Experian, one of the nation’s three major credit reporting bureaus, misled consumers by telling them that the credit scores they purchased from the company were the same ones that lenders used to make credit decisions, the Consumer Financial Protection Bureau said Thursday. And for that deception, the CFPB is fining Experian $3 million. Click the headline for the full story.
The Federal Reserve Bank of Minneapolis president thinks that regulators should take caution, or they could give nonbanks the upper-hand. According to Kashkari, high capital requirements could cause banks to restrict lending and hurt the economy.
Given this quickly changing environment, where the rules can change overnight and companies can be held accountable for errors made before the change, very few companies have any reason to feel secure.
Major lenders and regulators are working hard to find common ground when it comes to home loans to lower-income Americans. As talks continue, the percent of federal Housing Administration loans given to borrowers with weaker credit scores is dropping.
The Consumer Financial Protection Bureau opened a new job for an investigator at its headquarters. On top of making around $100,000 to $150,000, the individual would also get up to 49 days off per year.

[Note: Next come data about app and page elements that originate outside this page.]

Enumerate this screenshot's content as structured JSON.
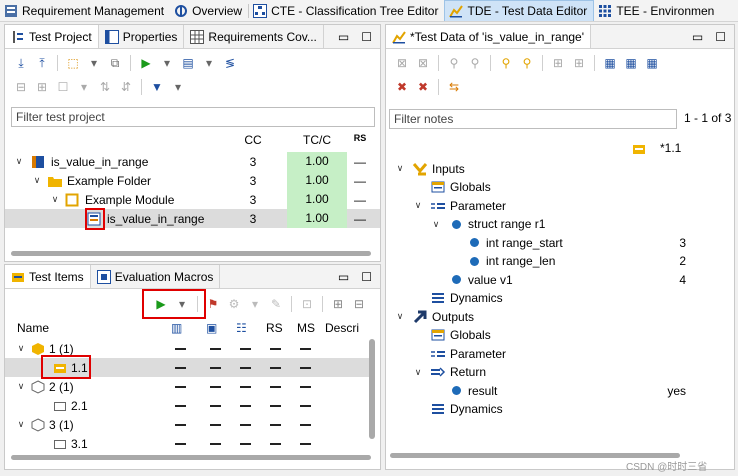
{
  "perspective_tabs": [
    {
      "label": "Requirement Management",
      "icon": "requirements-icon",
      "active": false
    },
    {
      "label": "Overview",
      "icon": "overview-icon",
      "active": false
    },
    {
      "label": "CTE - Classification Tree Editor",
      "icon": "cte-icon",
      "active": false
    },
    {
      "label": "TDE - Test Data Editor",
      "icon": "tde-icon",
      "active": true
    },
    {
      "label": "TEE - Environmen",
      "icon": "tee-icon",
      "active": false
    }
  ],
  "left_top": {
    "tabs": [
      {
        "label": "Test Project",
        "icon": "test-project-icon",
        "active": true
      },
      {
        "label": "Properties",
        "icon": "properties-icon",
        "active": false
      },
      {
        "label": "Requirements Cov...",
        "icon": "requirements-cov-icon",
        "active": false
      }
    ],
    "filter_placeholder": "Filter test project",
    "columns": [
      "CC",
      "TC/C",
      "RS"
    ],
    "rows": [
      {
        "label": "is_value_in_range",
        "cc": "3",
        "tcc": "1.00",
        "rs": "—"
      },
      {
        "label": "Example Folder",
        "cc": "3",
        "tcc": "1.00",
        "rs": "—"
      },
      {
        "label": "Example Module",
        "cc": "3",
        "tcc": "1.00",
        "rs": "—"
      },
      {
        "label": "is_value_in_range",
        "cc": "3",
        "tcc": "1.00",
        "rs": "—"
      }
    ]
  },
  "left_bottom": {
    "tabs": [
      {
        "label": "Test Items",
        "icon": "test-items-icon",
        "active": true
      },
      {
        "label": "Evaluation Macros",
        "icon": "evaluation-macros-icon",
        "active": false
      }
    ],
    "columns": [
      "Name",
      "",
      "",
      "",
      "RS",
      "MS",
      "Descri"
    ],
    "rows": [
      {
        "label": "1 (1)"
      },
      {
        "label": "1.1"
      },
      {
        "label": "2 (1)"
      },
      {
        "label": "2.1"
      },
      {
        "label": "3 (1)"
      },
      {
        "label": "3.1"
      }
    ]
  },
  "right": {
    "tab_label": "*Test Data of 'is_value_in_range'",
    "filter_placeholder": "Filter notes",
    "page_info": "1 - 1 of 3",
    "column_header": "*1.1",
    "rows": [
      {
        "label": "Inputs",
        "value": ""
      },
      {
        "label": "Globals",
        "value": ""
      },
      {
        "label": "Parameter",
        "value": ""
      },
      {
        "label": "struct range r1",
        "value": ""
      },
      {
        "label": "int range_start",
        "value": "3"
      },
      {
        "label": "int range_len",
        "value": "2"
      },
      {
        "label": "value v1",
        "value": "4"
      },
      {
        "label": "Dynamics",
        "value": ""
      },
      {
        "label": "Outputs",
        "value": ""
      },
      {
        "label": "Globals",
        "value": ""
      },
      {
        "label": "Parameter",
        "value": ""
      },
      {
        "label": "Return",
        "value": ""
      },
      {
        "label": "result",
        "value": "yes"
      },
      {
        "label": "Dynamics",
        "value": ""
      }
    ]
  },
  "watermark": "CSDN @时时三省",
  "colors": {
    "accent": "#cfe3f7",
    "green_cell": "#c6efc6",
    "highlight_box": "#e00000"
  }
}
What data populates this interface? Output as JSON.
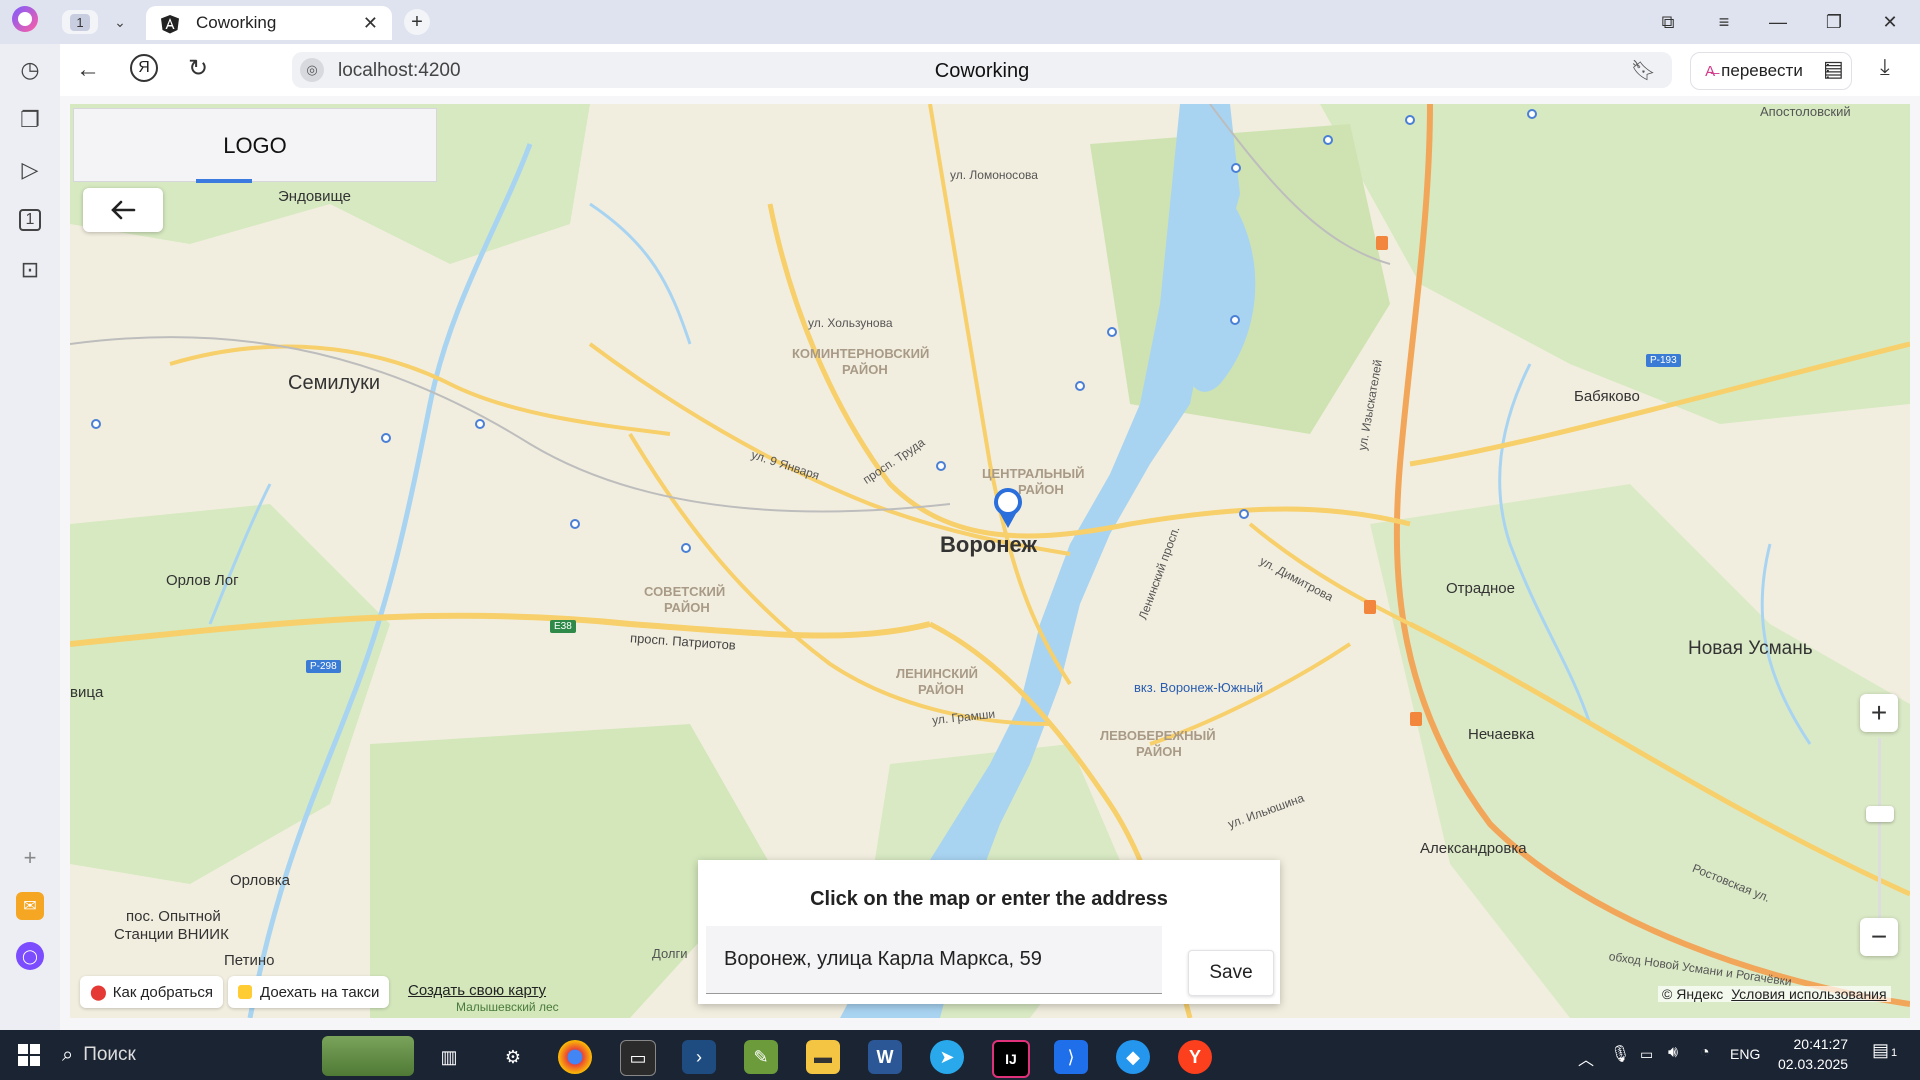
{
  "browser": {
    "tab_count": "1",
    "tab_title": "Coworking",
    "address": "localhost:4200",
    "page_title": "Coworking",
    "translate_label": "перевести"
  },
  "app": {
    "logo": "LOGO",
    "panel_title": "Click on the map or enter the address",
    "address_value": "Воронеж, улица Карла Маркса, 59",
    "save_label": "Save"
  },
  "map": {
    "city_label": "Воронеж",
    "places": [
      {
        "text": "Семилуки"
      },
      {
        "text": "Эндовище"
      },
      {
        "text": "Бабяково"
      },
      {
        "text": "Отрадное"
      },
      {
        "text": "Новая Усмань"
      },
      {
        "text": "Нечаевка"
      },
      {
        "text": "Александровка"
      },
      {
        "text": "Орлов Лог"
      },
      {
        "text": "Орловка"
      },
      {
        "text": "пос. Опытной"
      },
      {
        "text": "Станции ВНИИК"
      },
      {
        "text": "Петино"
      },
      {
        "text": "вица"
      },
      {
        "text": "Апостоловский"
      },
      {
        "text": "Долги"
      }
    ],
    "districts": [
      {
        "text": "КОМИНТЕРНОВСКИЙ"
      },
      {
        "text": "РАЙОН"
      },
      {
        "text": "ЦЕНТРАЛЬНЫЙ"
      },
      {
        "text": "РАЙОН"
      },
      {
        "text": "СОВЕТСКИЙ"
      },
      {
        "text": "РАЙОН"
      },
      {
        "text": "ЛЕНИНСКИЙ"
      },
      {
        "text": "РАЙОН"
      },
      {
        "text": "ЛЕВОБЕРЕЖНЫЙ"
      },
      {
        "text": "РАЙОН"
      }
    ],
    "streets": [
      {
        "text": "ул. Ломоносова"
      },
      {
        "text": "ул. Хользунова"
      },
      {
        "text": "ул. 9 Января"
      },
      {
        "text": "просп. Труда"
      },
      {
        "text": "просп. Патриотов"
      },
      {
        "text": "ул. Грамши"
      },
      {
        "text": "ул. Ильюшина"
      },
      {
        "text": "ул. Димитрова"
      },
      {
        "text": "вкз. Воронеж-Южный"
      },
      {
        "text": "Ленинский просп."
      },
      {
        "text": "ул. Изыскателей"
      },
      {
        "text": "Ростовская ул."
      },
      {
        "text": "обход Новой Усмани и Рогачёвки"
      }
    ],
    "route_badges": [
      "Р-193",
      "Р-298",
      "E38"
    ],
    "copyright": "© Яндекс",
    "terms": "Условия использования",
    "bottom_links": {
      "directions": "Как добраться",
      "taxi": "Доехать на такси",
      "create_map": "Создать свою карту"
    },
    "forest_label": "Малышевский лес"
  },
  "taskbar": {
    "search_placeholder": "Поиск",
    "lang": "ENG",
    "time": "20:41:27",
    "date": "02.03.2025",
    "notif_count": "1"
  },
  "colors": {
    "accent": "#3b7be0",
    "water": "#a8d4f2",
    "park": "#cfe6b8",
    "road": "#f7d36b"
  }
}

Despite a lot of topics on the plate of the Financial Services Committee to debate, they could not seem to get away from the discussion of the Consumer Financial Protection Bureau. This being just one of the several topics discussed.
Gentleman bank robber Willie Sutton is famously (and incorrectly) remembered for saying he robbed banks “because that’s where the money is.” Turns out though, the real money is in being a bank regulator.
Before Mel Watt could even get his name plate on the door as head of the Federal Housing Finance Agency, top federal regulators are already urging him to end contributions to the National Housing Trust Fund and the Capital Magnet Fund.
The mortgage industry is leveraging technology like never before, streamlining processes across the spectrum of lending, servicing, investing and real estate. The combination of regulatory pressure and consumer expectations have set a high standard for efficiency and transparency, requiring a significant investment of time, money and talent to hit the right notes for both.
Ironically, the monkey on the mortgage industry’s back for the past 10 years — increasing regulation — is the very thing that forced companies to find efficiencies in every part of the process, which serves them well as they look to engage tech-savvy consumers. Even as the enforcement of some of those regulations is now in question, the long-lasting benefits of investing in automation will stand.
Mortgage banks have traditionally been slow to embrace new technologies, and while the technology that has improved efficiency, security and customer experience in a multitude of other industries (transportation, education and retail, to name a few) is finding its way into the loan production process, a lot of opportunity still exists in other stages of the mortgage life cycle.